# Description of the task
Take each line of the records below that contains the string "this" and copy it.
--- Dataset records ---
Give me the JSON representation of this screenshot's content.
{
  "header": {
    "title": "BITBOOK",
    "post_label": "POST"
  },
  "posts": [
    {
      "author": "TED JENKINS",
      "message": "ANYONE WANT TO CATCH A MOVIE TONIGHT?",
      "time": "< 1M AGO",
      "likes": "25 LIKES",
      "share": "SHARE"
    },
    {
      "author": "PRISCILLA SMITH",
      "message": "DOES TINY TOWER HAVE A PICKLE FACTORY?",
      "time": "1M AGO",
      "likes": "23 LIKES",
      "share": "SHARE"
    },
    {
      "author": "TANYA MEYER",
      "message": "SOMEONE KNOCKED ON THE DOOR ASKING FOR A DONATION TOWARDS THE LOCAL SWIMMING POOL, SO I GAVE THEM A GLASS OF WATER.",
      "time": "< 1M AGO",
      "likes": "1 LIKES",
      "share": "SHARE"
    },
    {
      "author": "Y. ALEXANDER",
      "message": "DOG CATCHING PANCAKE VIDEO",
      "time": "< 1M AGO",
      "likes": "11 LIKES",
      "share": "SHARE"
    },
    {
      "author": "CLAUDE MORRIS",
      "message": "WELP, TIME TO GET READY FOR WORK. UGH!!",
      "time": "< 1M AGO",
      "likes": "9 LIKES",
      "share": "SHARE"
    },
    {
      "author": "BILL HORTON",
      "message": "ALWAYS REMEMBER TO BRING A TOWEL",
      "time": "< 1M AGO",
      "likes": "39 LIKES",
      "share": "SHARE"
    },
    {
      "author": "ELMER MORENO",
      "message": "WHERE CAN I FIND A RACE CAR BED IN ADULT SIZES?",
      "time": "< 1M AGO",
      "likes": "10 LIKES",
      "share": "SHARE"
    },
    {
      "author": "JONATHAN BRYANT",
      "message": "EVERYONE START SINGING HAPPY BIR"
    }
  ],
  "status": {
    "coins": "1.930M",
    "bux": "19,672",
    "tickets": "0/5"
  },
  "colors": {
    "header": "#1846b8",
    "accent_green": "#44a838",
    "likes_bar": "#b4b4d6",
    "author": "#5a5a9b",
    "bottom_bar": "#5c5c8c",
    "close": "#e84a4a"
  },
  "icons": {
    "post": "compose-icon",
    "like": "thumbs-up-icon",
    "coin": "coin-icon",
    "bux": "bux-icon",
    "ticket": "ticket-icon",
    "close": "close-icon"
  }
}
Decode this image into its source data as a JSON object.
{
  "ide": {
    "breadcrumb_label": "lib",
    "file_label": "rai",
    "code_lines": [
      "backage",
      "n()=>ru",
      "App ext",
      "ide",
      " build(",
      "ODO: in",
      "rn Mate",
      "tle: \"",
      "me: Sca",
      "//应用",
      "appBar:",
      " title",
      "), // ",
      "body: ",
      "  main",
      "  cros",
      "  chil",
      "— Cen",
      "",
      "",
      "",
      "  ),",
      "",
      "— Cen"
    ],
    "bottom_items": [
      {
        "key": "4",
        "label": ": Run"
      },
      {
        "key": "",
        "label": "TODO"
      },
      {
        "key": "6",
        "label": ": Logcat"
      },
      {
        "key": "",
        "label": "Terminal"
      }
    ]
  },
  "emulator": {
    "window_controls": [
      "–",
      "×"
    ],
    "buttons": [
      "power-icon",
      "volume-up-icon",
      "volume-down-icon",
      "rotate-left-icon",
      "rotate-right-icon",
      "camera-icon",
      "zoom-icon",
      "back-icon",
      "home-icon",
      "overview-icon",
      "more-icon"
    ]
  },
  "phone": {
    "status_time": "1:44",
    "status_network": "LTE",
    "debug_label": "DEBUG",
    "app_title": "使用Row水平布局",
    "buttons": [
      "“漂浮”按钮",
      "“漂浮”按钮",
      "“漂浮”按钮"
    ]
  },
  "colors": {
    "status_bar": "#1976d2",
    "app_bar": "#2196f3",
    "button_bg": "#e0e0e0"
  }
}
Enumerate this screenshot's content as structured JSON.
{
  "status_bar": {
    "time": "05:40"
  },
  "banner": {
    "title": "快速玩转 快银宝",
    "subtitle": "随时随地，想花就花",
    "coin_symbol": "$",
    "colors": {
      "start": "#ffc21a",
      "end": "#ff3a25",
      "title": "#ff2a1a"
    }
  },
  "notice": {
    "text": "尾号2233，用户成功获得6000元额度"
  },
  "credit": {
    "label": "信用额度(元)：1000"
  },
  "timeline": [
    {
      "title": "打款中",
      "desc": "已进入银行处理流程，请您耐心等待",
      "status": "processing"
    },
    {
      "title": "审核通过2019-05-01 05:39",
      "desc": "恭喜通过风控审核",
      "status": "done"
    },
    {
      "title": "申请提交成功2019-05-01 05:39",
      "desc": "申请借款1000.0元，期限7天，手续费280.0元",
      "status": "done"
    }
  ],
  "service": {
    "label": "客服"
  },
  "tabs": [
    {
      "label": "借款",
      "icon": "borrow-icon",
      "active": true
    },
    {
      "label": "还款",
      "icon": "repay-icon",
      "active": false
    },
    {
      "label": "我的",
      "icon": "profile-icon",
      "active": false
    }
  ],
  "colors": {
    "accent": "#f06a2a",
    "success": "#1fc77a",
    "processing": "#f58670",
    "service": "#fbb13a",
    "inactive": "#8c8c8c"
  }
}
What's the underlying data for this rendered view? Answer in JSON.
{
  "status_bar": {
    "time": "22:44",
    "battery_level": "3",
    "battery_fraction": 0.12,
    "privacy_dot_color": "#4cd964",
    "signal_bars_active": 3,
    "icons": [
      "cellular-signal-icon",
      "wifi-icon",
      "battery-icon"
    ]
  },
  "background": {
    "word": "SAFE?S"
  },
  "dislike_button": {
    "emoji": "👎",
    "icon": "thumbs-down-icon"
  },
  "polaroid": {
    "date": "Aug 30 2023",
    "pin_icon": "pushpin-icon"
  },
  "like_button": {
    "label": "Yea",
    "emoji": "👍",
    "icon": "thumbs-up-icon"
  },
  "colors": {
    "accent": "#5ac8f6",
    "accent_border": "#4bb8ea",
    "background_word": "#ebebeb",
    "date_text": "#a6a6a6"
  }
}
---
# Written answer
Give me the JSON representation of this screenshot's content.
Decode this image into its source data as a JSON object.
Enumerate this screenshot's content as structured JSON.
What's the underlying data for this rendered view? Answer in JSON.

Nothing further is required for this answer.